And yet we’ve only gone a very small way outside of the concert music canon. Persichetti was trained thoroughly in classical composition, and Parable IX dates from 1972, within thirty years of such popular pieces as Bartók’s Concerto for Orchestra (1943) and Copland’s third symphony (1946). If our goal is to plumb the depths of musical diversity, we’ve barely dipped our toes in, and we’re already running into incomprehensibility.
Seems like a pretty dismal prospect for universality, no?
At this point, some of you may be thinking to yourselves “well, of course not all music has universal appeal, only some of it does!”.
I think we need to go further. None of it does.
No one is born with an appreciation for Beethoven. No one comes out of the womb tapping their foot to Sondheim or Porter. These tastes have to be acquired.
If Beethoven’s fifth symphony seems to resonate with “everyone” today, it is only because we have never stopped teaching people to understand Beethoven. Even ignoring the (considerable) play time for his actual works, the underpinnings of his language are everywhere, from muzak to movie scores. Music works by setting up patterns that listeners recognize and then either fulfilling them or tweaking them in surprising ways. If you don’t have an intuitive understanding of the patterns, you won’t be able to make head or tail of the music that uses them. This is why the Persichetti from earlier is so nonsensical to so many people — He’s using patterns that are far enough outside the average listener’s experience that said average listener can’t tell when they’re being fulfilled and when they’re being violated — they can’t feel the forces of expectation and surprise that make music tick. Beethoven is universal only insofar as the patterns he uses in his music are.
(Lest anyone argue that prevalence of western musical patterns is due to some inherent superiority on the patterns’ behalf: These patterns were in vogue among the European elite at a time when they were colonizing as many other parts of the world as it could and systematically destabilizing and attempting to eradicate indigenous cultural traditions. This is … not a coincidence.)

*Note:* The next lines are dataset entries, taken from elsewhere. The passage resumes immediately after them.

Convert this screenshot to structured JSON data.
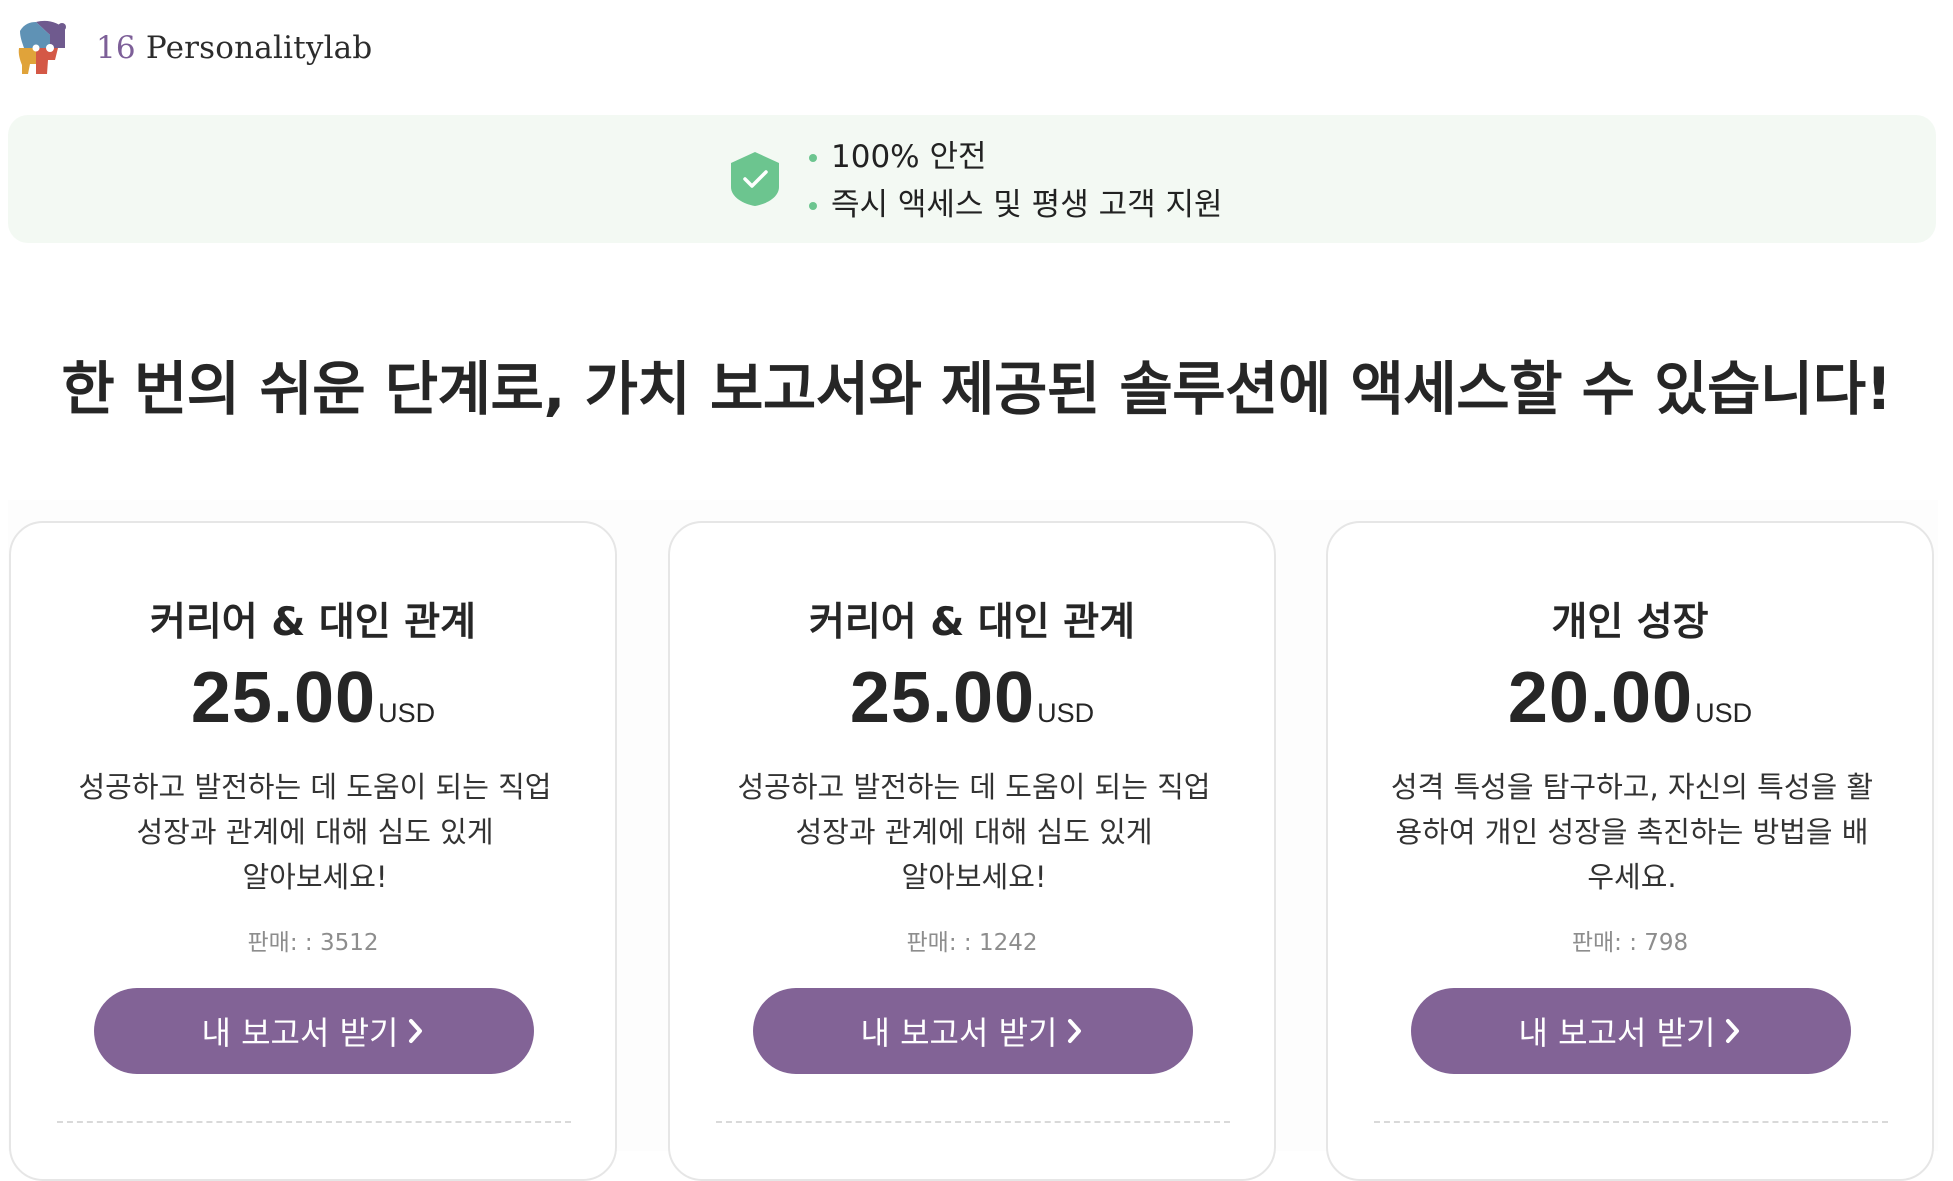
{
  "header": {
    "brand_number": "16",
    "brand_name": "Personalitylab",
    "logo_icon": "puzzle-head-logo-icon"
  },
  "trust": {
    "icon": "shield-check-icon",
    "accent_color": "#6cc58f",
    "items": [
      "100% 안전",
      "즉시 액세스 및 평생 고객 지원"
    ]
  },
  "headline": "한 번의 쉬운 단계로, 가치 보고서와 제공된 솔루션에 액세스할 수 있습니다!",
  "plans": [
    {
      "title": "커리어 & 대인 관계",
      "price": "25.00",
      "currency": "USD",
      "description": "성공하고 발전하는 데 도움이 되는 직업 성장과 관계에 대해 심도 있게 알아보세요!",
      "sales": "판매: : 3512",
      "button_label": "내 보고서 받기"
    },
    {
      "title": "커리어 & 대인 관계",
      "price": "25.00",
      "currency": "USD",
      "description": "성공하고 발전하는 데 도움이 되는 직업 성장과 관계에 대해 심도 있게 알아보세요!",
      "sales": "판매: : 1242",
      "button_label": "내 보고서 받기"
    },
    {
      "title": "개인 성장",
      "price": "20.00",
      "currency": "USD",
      "description": "성격 특성을 탐구하고, 자신의 특성을 활용하여 개인 성장을 촉진하는 방법을 배우세요.",
      "sales": "판매: : 798",
      "button_label": "내 보고서 받기"
    }
  ],
  "colors": {
    "brand_purple": "#826396",
    "banner_background": "#f3f9f3",
    "shield_green": "#6cc58f"
  }
}
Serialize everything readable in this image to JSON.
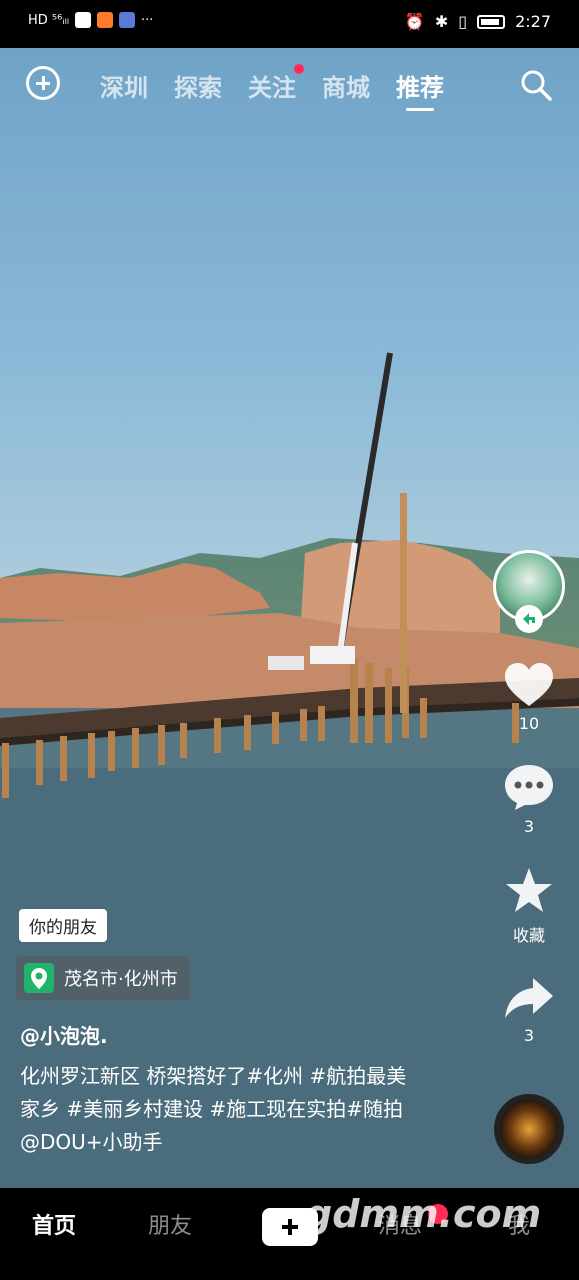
{
  "status_bar": {
    "left_text": "HD ⁵⁶ᵢₗₗ",
    "time": "2:27",
    "more": "···"
  },
  "top_nav": {
    "tabs": [
      {
        "label": "深圳"
      },
      {
        "label": "探索"
      },
      {
        "label": "关注"
      },
      {
        "label": "商城"
      },
      {
        "label": "推荐"
      }
    ],
    "active_tab": "推荐"
  },
  "rail": {
    "likes": "10",
    "comments": "3",
    "favorite_label": "收藏",
    "shares": "3"
  },
  "post": {
    "friend_badge": "你的朋友",
    "location": "茂名市·化州市",
    "author": "@小泡泡.",
    "description": "化州罗江新区 桥架搭好了#化州 #航拍最美家乡 #美丽乡村建设 #施工现在实拍#随拍 @DOU+小助手"
  },
  "bottom_nav": {
    "home": "首页",
    "friends": "朋友",
    "messages": "消息",
    "me": "我"
  },
  "watermark": "gdmm.com",
  "colors": {
    "accent_red": "#ff2d55",
    "location_green": "#1fb36b"
  }
}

That you have to know the patterns to understand the music, however, offers some hope. Recognizing these kinds of patterns is a matter of familiarity. You don’t have to know what a Perfect Authentic Cadence is to get the emotional impact of one; you don’t have to study theory and scores, you just have to listen. If you want to “get into” a new style of music, from modernist works for wind band to traditional Indian ragas and beyond, all you have to do is listen. Studying the theory may help if you have the background to make sense of it, but listening is the key. At first, things will sound like an undifferentiated wash (and possibly a pretty unpleasant one at that), but in time, with enough exposure, your brain will start to make sense of what’s coming at it — you’ll start to pick out islands of difference in the sea of sameness. You’ll start to understand what you’re hearing. It will start to mean things to you. (Whether this payoff is worth the amount of time you’ll have to spend with confused ears is something only you can answer.)
No style of music is universal, but the tools to understand it are available to all who can hear.